And then the rumors were dispelled and the doors re-opened. Business continued much like it had, perhaps with a renewed appreciation. One thing became clear though. There are venues in Glasgow guilty of living off a reputation that has long since withered – chief among them are King Tuts and the QMU. This is an accusation that can’t be convincingly leveled at Sleazies. Nobody I knew heard about the fire and said ‘Oh my god, that’s where such and such happened’. It’s a venue that’s not anchored to the past, despite the fact that very significant things probably DID happen there, and that’s a really refreshing thing. Perhaps that’s part of the reason why we’re all so comfortable getting drunk there.

Could it really have been replaced? In-house programmer Fielding Hope, partly responsible for the wonderful month-long party happening at the venue right now, suspects not. ‘Apart from being a friendly after-hours drinking hole,’ he says, ‘I think the best thing about it is it’s one of the most open-minded venues in Glasgow, and one that almost everyone feels home at. Without it I think Glasgow would lose one of its central hubs for creatives and definitely make these people feel less connected. Its unpretentious, independent, dark and a bit rough round the edges: a lot like some of the best art and music in Glasgow’

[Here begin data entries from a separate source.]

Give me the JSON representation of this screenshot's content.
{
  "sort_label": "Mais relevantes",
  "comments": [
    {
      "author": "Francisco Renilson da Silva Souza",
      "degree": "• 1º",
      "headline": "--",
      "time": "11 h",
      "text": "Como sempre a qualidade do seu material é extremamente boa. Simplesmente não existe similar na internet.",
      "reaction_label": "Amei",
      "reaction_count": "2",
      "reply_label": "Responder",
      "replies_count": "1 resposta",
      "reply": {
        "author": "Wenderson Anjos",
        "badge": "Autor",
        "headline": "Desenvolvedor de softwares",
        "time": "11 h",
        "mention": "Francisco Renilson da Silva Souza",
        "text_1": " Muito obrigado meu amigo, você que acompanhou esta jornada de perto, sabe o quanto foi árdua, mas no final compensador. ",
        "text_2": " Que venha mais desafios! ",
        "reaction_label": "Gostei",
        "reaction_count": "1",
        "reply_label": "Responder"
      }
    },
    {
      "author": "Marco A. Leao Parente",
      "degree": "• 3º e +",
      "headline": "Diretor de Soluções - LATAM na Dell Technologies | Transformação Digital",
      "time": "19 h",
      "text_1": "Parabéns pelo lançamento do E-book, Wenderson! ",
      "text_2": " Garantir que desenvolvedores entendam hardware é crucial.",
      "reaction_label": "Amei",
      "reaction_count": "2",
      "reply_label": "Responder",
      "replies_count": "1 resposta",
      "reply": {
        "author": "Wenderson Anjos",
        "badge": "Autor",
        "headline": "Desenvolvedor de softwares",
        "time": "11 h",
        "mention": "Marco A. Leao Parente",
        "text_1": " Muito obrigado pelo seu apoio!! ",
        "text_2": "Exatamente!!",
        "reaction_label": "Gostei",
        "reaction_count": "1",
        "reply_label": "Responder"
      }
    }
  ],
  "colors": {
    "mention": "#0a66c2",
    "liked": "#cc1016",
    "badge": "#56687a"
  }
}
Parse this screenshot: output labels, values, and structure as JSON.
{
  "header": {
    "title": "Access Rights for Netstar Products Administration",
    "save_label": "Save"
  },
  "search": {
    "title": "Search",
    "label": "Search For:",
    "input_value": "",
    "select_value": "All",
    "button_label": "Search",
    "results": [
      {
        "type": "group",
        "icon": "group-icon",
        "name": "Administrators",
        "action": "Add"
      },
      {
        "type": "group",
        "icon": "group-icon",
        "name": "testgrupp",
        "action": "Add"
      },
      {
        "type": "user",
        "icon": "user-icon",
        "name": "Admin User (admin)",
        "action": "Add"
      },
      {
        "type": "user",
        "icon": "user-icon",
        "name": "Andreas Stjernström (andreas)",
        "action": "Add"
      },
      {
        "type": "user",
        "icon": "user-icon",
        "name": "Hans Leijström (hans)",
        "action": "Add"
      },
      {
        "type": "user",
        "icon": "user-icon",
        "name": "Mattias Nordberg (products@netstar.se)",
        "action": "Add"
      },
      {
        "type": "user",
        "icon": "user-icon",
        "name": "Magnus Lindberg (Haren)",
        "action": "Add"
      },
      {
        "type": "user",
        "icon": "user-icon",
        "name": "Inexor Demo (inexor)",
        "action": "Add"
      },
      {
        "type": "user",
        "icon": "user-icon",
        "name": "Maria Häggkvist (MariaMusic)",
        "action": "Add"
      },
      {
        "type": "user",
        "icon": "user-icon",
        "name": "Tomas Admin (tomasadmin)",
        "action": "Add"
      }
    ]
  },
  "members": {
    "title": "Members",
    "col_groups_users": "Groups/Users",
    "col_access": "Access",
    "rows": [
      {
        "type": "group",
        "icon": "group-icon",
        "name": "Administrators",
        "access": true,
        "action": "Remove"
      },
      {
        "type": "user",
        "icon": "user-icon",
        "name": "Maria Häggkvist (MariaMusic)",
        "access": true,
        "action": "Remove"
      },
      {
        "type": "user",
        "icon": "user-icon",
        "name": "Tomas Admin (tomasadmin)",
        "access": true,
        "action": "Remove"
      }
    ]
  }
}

These kinds of retrospectives can be dull affairs, always in danger of amounting to a list of things you’ve missed and any amount of fawning over the famous regulars. Of course you’re likely to see Aidan Moffat, Malcolm Middleton, Mogwai et al at Sleazy’s! They bloody LIVE in Glasgow and believe it or not they enjoy gigs and pints as much as you! More over, few can really claim to have a deep knowledge of the entire twenty years Sleazy’s has seen, least of all this writer. Many reading this will have been little more then a twinkle in the eyes of their biological fathers when it opened. But the beautiful thing is none of this matters. Important things still happen at Sleazy’s, meaning it doesn’t need to bang on about the first Franz Ferdinand gigs to maintain credibility. So let’s keep it simple and say simply this – Sleazy’s is still around, and appears to be as relevant as people say it was back then. Happy birthday buddy, but for all our children’s sakes, don’t get complacent.

Recently at Sleazy’s:

Blurt – Recruiting Glasgow’s own Prayer Rug as a band, post-punk pioneer Ted Milton played the whole of the excellent ‘Pagan Strings’ LP. Afterwards he moaned about the sound, to the bemusement of many.

Aidan Baker – The Canadian brought his improvised guitar-based ambience to Glasgow to accompany the cold, misty nights.

Holy Mountain – In Sleazy’s. Playing Black Sabbath covers. At Midnight. On Halloween. If that doesn’t make you shiver, seek medical attention.